Design for CHANGE
CTVR will deliver the evolvable, submissive and sustainable telecommunications of the future through excellent research in technology and networks, and will bring real economic value and global recognition to Ireland.
CTVR carries out industry-informed research in wireless and optical networking for telecommunications. We have particular expertise in the kinds of technologies that will make networks flexible and evolvable and able to withstand change.
We live in a time of unprecedented change. Traffic on our telecommunication networks has grown exponentially in the last decade. Many of the services and applications that exist now were not even imagined a few years ago. Though we can extrapolate some trends and make educated guesses, we cannot predict exactly what lies ahead. Networks that are designed with change in mind will be more robust to disruption caused by growing demands and changing user patterns and yet-unimagined applications. The risks associated with investment in these kinds of networks will be lower as they will be more durable and scalable. Networks that are designed with change in mind will make effective use of resources (e.g. spectrum, bandwidth, power, processing capabilities, cooling capabilities etc.) and ensure a sustainable future.
Our approach to designing for change focuses on creating networks that are evolvable, sustainable and submissive.
Evolvable networks have elegant paths to future. To create evolvable networks we need to build flexibility and adaptability into the network using such technologies as tunable and adaptive photonics devices and reconfigurable radios. As well as designing key enabling technologies we also look at how these technologies fit together from the wider network perspective. Hence we think about flexibility on a network wide scale. We seek to map resources to where they are needed, when they are needed. We allow networks to be self-planning and self-organising. We also seek to understand where flexibility is not an option.
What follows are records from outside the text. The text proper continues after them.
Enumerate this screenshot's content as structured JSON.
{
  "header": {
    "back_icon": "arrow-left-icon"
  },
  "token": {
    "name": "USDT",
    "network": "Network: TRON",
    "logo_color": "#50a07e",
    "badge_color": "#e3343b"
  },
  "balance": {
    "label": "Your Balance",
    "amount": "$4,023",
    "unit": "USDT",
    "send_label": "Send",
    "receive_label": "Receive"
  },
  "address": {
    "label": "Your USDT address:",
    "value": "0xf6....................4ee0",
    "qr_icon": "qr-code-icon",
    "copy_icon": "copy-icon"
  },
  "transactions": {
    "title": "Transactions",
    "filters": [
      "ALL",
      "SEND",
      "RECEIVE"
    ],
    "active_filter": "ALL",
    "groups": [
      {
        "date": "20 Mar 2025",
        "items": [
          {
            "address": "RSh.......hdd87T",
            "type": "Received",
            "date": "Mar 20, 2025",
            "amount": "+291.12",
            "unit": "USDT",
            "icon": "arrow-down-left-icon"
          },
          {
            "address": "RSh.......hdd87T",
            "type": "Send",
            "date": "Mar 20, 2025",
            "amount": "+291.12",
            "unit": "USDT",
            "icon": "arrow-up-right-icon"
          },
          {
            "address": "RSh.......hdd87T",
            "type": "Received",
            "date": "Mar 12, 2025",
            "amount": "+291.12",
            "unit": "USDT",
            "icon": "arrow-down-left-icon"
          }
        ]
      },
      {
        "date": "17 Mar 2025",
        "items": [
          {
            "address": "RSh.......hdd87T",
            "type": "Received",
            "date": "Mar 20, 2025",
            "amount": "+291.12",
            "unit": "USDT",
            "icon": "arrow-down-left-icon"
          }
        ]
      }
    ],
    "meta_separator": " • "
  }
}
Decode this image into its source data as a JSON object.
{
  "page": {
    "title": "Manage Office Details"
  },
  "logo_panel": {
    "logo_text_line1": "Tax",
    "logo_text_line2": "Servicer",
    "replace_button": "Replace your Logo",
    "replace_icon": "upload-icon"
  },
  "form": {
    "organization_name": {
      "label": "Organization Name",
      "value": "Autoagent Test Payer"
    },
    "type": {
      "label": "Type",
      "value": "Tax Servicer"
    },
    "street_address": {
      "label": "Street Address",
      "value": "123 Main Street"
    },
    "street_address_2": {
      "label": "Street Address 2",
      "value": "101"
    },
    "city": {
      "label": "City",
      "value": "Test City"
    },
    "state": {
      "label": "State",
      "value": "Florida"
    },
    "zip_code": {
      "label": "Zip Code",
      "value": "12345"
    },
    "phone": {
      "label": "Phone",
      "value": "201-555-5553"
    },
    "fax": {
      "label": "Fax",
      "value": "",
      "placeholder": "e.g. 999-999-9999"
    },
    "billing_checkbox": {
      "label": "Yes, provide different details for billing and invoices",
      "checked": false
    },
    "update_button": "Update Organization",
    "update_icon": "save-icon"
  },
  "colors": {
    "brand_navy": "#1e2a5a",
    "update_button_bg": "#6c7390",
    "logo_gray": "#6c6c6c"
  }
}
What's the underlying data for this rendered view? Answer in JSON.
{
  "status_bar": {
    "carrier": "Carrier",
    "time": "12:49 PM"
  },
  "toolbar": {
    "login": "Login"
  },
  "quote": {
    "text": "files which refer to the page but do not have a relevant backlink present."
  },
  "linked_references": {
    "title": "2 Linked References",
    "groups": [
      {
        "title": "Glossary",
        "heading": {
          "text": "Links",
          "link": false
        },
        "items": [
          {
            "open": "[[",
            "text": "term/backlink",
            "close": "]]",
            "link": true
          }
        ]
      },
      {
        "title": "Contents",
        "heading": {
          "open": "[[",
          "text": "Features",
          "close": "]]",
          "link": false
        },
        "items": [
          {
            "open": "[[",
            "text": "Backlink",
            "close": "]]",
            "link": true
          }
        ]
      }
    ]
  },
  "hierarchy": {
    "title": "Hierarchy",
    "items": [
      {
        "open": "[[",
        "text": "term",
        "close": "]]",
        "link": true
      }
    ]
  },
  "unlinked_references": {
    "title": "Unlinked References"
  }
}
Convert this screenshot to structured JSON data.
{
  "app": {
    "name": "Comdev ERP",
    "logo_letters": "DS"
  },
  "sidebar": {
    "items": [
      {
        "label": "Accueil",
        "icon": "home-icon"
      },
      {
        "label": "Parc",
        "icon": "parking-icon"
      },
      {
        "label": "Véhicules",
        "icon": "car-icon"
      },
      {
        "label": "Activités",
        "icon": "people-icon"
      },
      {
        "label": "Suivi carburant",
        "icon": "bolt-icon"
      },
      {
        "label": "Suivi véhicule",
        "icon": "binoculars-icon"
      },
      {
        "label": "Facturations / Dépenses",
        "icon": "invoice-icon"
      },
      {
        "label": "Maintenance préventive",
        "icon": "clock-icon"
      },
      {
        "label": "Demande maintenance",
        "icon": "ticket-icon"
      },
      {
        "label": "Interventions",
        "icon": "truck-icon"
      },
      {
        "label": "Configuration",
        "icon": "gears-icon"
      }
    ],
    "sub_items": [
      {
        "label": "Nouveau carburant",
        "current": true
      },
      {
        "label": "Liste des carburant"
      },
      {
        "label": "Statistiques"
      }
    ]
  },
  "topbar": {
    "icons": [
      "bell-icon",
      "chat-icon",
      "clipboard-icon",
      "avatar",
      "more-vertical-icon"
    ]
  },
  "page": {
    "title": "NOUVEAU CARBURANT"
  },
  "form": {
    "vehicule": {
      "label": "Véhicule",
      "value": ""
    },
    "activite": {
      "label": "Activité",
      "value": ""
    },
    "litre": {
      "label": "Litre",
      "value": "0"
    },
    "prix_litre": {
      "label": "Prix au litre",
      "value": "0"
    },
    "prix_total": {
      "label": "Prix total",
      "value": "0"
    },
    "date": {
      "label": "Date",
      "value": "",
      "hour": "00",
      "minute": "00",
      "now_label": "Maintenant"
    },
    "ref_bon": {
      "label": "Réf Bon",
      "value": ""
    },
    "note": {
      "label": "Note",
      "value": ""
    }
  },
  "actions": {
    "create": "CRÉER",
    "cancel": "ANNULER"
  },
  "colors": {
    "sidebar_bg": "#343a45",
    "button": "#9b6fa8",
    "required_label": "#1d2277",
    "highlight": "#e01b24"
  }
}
What we mean by sustainability in CTVR is that the network will have a persistent awareness of resource constraints such as manpower, energy, space, bandwidth, processing capabilities, storage, etc. We recognise that the scarcity of resources can be due to the limitsof physics or the finite nature of natural resources used to power the networks, and can be the result of prohibitive costs or static network resource management. What this means for our research is that we need to think about how networks and the components and devices that comprise the networks are designed in the first place as well as how a network uses the various resources it needs during runtime. The latter also demands a focus on how the functionality needed to deliver a persistent awareness.
To make a network submissive we avoid designing with particular resource ownership models in mind and instead seek to ensure that our networks can support many different models of ownership. The rules surrounding the use of the network should not, in as far as possible, unnecessarily label resources as belonging to one entity or another or unnecessarily stipulate which entity gets access to which resources. This means that the network architecture will be capable of supporting transient or even competing models of ownership as ownership of network elements (e.g., network resources such as bandwidth, processing power or memory, equipment, content, services, etc.) are transferred from one entity to another or shared by multiple entities or otherwise redistributed.
We base our initial work on a strawman arhcitecture that we believe exhibits characteristics of a network that is evolvable, susutainable and submissive, both because of the technologies that are used in that network and how those technologies are assembled and interconnected to form the wider network architect. Our research will allow us to determine whether the network has indeed these properties and to stress and strain the strawman architecture as we explore different usage scenarios and demand patterns. In parallel we build the underlying technologies. To understand what the technologies must be capable of we need a network perspective. To understand what the network is capable of, we need a technologies perspective. This is exactly what CTVR is about - the interplay between the technologies that will underpin the networks of the future and the wider network architecture.
The CTVR research is led by The Director Linda Doyle and the Co-Principal Investigators Jeff Punch, Ken Brown, Ronan Farrell, Frank Peters, Luiz DaSilva and Dave Payne.
Wireless - Linda Doyle, Luiz DaSilva, Ronan Farrell, Max Ammann, Cormac Sreenan, Tim Forde, Paul Sutton, Baris Ozgul, Irene Macalusi, Keith Nolan
Optical - Frank Peters, Dave Payne, Andrew Ellis, Liam Barry, John Donegan, Brian Corbett, Marco Ruffini, Cormac Sreenan Optimisation - Ken Brown, Barry O'Sullivan Thermal Management - Jeff Punch